▶ _Provided information_
-------

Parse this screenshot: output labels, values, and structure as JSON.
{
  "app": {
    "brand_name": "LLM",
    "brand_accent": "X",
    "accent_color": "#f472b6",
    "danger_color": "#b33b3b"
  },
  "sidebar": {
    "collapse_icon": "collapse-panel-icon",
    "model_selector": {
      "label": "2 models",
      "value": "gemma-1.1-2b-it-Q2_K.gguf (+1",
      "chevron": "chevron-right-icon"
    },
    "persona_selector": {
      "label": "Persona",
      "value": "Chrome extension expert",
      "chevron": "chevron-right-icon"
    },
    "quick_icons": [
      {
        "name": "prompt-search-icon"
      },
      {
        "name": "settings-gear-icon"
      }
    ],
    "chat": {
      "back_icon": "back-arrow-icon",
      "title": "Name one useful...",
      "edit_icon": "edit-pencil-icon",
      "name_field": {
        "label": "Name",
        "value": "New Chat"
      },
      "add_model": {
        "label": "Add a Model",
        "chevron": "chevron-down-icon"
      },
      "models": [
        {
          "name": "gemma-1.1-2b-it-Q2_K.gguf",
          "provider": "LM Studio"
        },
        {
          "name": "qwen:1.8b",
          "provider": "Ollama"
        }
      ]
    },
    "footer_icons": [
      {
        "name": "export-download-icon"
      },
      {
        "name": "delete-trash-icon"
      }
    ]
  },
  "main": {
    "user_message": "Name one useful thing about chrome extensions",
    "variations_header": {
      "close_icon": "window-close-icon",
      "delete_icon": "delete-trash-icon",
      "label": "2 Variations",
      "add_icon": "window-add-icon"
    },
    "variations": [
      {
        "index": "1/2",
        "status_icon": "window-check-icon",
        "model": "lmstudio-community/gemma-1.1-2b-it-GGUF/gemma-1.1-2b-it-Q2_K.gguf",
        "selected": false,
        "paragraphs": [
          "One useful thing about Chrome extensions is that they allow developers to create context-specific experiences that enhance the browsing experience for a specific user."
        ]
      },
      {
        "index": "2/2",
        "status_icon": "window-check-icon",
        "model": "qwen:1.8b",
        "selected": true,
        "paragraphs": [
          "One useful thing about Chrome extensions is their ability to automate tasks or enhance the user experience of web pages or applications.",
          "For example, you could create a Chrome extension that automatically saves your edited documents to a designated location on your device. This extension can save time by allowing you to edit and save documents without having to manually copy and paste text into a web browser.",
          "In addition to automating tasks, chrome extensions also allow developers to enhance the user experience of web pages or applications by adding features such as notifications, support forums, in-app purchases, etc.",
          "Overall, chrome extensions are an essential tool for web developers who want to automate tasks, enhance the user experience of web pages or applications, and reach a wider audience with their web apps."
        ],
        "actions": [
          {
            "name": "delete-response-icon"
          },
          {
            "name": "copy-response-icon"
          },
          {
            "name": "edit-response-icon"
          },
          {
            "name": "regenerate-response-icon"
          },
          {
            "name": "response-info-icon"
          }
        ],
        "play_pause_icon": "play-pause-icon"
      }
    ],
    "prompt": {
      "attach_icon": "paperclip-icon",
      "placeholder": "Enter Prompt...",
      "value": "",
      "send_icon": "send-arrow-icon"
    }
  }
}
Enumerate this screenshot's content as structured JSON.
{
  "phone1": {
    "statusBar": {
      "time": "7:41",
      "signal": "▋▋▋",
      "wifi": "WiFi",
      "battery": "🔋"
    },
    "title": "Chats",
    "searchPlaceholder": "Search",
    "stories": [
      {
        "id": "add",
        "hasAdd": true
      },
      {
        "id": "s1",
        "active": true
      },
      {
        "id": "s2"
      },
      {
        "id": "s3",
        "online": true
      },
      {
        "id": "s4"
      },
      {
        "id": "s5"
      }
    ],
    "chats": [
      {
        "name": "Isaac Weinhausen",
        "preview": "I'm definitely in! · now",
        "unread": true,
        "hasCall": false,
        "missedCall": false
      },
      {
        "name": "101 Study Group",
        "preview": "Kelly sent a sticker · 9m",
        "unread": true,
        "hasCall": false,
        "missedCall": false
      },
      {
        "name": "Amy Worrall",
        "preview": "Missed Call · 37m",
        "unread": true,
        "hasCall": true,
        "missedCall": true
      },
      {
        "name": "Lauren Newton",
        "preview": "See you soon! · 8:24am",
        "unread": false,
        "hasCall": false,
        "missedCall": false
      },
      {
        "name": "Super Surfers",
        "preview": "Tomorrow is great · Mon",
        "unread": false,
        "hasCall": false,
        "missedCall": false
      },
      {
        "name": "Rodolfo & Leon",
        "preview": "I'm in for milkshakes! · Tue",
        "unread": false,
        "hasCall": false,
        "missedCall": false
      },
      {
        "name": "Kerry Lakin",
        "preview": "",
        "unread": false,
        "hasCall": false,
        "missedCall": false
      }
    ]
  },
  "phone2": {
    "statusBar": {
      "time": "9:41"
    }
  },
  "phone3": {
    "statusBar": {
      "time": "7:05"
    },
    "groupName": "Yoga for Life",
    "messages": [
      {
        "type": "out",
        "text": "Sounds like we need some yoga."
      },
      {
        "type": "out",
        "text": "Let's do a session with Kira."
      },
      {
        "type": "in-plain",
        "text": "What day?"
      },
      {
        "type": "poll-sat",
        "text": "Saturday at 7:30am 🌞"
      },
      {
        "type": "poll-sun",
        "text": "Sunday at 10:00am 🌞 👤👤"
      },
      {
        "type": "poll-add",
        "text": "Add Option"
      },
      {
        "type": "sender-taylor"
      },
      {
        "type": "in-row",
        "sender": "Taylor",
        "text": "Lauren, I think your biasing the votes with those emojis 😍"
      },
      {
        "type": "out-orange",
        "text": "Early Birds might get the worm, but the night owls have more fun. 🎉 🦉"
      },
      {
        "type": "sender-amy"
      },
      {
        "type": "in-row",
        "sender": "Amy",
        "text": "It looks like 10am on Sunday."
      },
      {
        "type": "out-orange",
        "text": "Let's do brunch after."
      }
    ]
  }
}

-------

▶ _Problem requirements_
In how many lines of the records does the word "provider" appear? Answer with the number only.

▶ _Task response_
2